When playing with any classical music ensemble – whether it be large or small – it is really not enough to be technically accomplished and to have practiced your part.
The best players have extra abilities above and beyond this. They can adapt and synchronize themselves to just about any kind of group, much like how a chameleon can change colors and patterns in order to match its surrounding environment.
At its core, this X-factor – of how to be a better ensemble player – is not such a huge mystery. I would categorize it into two, very general areas:
- knowing yourself, and
- attenuating yourself.
1.) Know yourself
Music-making that transcends the notes on the page can be like a meeting of the minds. To prepare for this, it is a good idea to be armed with intimate knowledge of your own strengths and weaknesses.
A few basic tips to think about:
- Know your part.
- Know the unique quirks of your instrument.
- Know the intonation tendencies of the harmonic series, especially in relation to fingerings and keys.
- Know your own limitations, biases and prejudices in relation to the instrument and the music on the stand.
On the general topic of weaknesses, be prepared to discuss them openly in a chamber environment (i.e. “Can we play a little louder here? I cannot play softer than a clarinet“).

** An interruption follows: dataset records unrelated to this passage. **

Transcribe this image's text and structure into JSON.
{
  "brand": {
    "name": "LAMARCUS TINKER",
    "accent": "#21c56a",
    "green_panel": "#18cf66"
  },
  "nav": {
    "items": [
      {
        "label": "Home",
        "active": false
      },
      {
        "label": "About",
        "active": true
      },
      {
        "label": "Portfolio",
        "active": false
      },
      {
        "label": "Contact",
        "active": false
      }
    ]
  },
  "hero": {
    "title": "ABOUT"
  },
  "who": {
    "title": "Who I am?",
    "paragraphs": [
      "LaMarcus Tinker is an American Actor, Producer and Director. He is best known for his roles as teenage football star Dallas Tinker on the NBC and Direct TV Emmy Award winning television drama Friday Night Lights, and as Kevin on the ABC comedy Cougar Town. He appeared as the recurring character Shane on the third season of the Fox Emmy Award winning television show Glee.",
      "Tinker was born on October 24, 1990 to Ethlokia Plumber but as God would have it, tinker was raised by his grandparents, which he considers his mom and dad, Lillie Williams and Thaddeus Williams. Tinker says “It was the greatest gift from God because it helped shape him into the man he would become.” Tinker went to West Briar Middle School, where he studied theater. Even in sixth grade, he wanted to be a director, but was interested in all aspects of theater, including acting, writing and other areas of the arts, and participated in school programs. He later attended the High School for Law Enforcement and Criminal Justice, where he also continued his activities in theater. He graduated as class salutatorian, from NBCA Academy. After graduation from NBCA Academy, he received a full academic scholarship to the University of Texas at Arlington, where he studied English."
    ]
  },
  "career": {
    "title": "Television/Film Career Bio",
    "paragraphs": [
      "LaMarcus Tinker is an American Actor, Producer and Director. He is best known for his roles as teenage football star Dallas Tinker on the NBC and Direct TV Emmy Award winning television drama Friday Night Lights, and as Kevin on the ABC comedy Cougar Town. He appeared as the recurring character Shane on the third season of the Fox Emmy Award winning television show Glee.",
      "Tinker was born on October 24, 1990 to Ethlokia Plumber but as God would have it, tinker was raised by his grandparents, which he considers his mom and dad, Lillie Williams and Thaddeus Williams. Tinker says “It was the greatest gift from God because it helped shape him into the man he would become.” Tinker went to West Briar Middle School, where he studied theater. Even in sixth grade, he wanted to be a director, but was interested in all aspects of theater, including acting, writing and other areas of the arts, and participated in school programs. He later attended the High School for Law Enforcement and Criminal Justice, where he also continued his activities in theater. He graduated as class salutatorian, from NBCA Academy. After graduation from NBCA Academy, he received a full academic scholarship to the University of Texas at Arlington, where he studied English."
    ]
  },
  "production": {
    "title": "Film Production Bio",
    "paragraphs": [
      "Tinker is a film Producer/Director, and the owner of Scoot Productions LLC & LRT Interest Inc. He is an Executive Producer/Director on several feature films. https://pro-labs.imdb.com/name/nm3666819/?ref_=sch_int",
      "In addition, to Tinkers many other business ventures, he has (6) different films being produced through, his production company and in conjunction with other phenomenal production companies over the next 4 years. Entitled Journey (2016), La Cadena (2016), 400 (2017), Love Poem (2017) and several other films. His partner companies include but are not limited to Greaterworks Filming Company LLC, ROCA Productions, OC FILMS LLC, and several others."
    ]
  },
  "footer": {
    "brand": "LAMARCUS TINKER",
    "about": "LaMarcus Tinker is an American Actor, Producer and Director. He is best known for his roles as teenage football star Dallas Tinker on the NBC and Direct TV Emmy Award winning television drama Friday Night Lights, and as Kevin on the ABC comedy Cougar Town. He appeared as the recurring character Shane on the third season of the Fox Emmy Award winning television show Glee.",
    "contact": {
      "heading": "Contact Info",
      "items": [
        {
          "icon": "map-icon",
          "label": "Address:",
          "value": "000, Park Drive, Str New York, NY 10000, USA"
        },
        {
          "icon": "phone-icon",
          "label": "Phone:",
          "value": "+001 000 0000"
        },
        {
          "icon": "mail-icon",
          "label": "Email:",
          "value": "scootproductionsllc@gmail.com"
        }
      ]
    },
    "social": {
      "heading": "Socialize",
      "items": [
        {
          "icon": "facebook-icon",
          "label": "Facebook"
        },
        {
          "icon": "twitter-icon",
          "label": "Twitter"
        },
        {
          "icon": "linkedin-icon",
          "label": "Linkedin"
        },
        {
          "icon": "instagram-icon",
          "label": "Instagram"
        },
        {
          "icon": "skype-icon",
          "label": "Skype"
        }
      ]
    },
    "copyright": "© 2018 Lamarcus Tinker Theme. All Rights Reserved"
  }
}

However in a larger group – such as a symphony orchestra – be prepared to compromise, mask or minimize them as best you can.
- Study the Hornmasters
- Understand the physics of brass instruments
- Understand the harmonic series
- Practice harmonics
- Question authority
- Be prepared and know your part
- Know your limits while planning for success
- Think logically about improvement
- Think about alternate fingerings
- Implement gadgets, if needed
- At mid-career, re-think your routine
2.) Attenuate yourself
Ideally, music-making is an unconditional act.
It is very similar to being a member of a team-based sport. It involves a certain amount of flexibility and the ability to surrender to what is going on and adapt to it.
That being said it can sometimes be easier said than done. When a sports team is having a meltdown it might be attributed one thing or another – a bad game plan, someone is hogging the ball, an important player is out-of-sync, or that the entire team is in a funk.
For musicians, personal emotions and drama can be one of the biggest stumbling blocks. We can be a temperamental lot to deal with at times and occasionally, our peccadilloes can get the best of us.
Being able to separate our personal biases from the task at hand then, is tantamount towards staying attuned and being synchronized to the ensemble at-large. There can be a real joy to experience in being able to do this, especially when the group is made up of people that you enjoy playing with.
That being said, here are a few more tips to ponder:
- Know the general tendencies of the instruments and players you are working with.
- Accept and cooperate with the tendencies of the players you are working with.
- Know and accept the tendencies of the group leader – both strengths and weaknesses.
- Know and accept your own limitations, biases and prejudices – especially in relation to your own personal attitude and current state of mind.
- Avoid drama in the workplace and adopt indifference as a coping tool
- Avoid this guy, his attitude and just about everything he says
- When appropriate, make statements
- Develop a thicker skin
- Think about leaderships styles
- Think about conductor styles
- Stay in sync and avoid playing games
- Go with the flow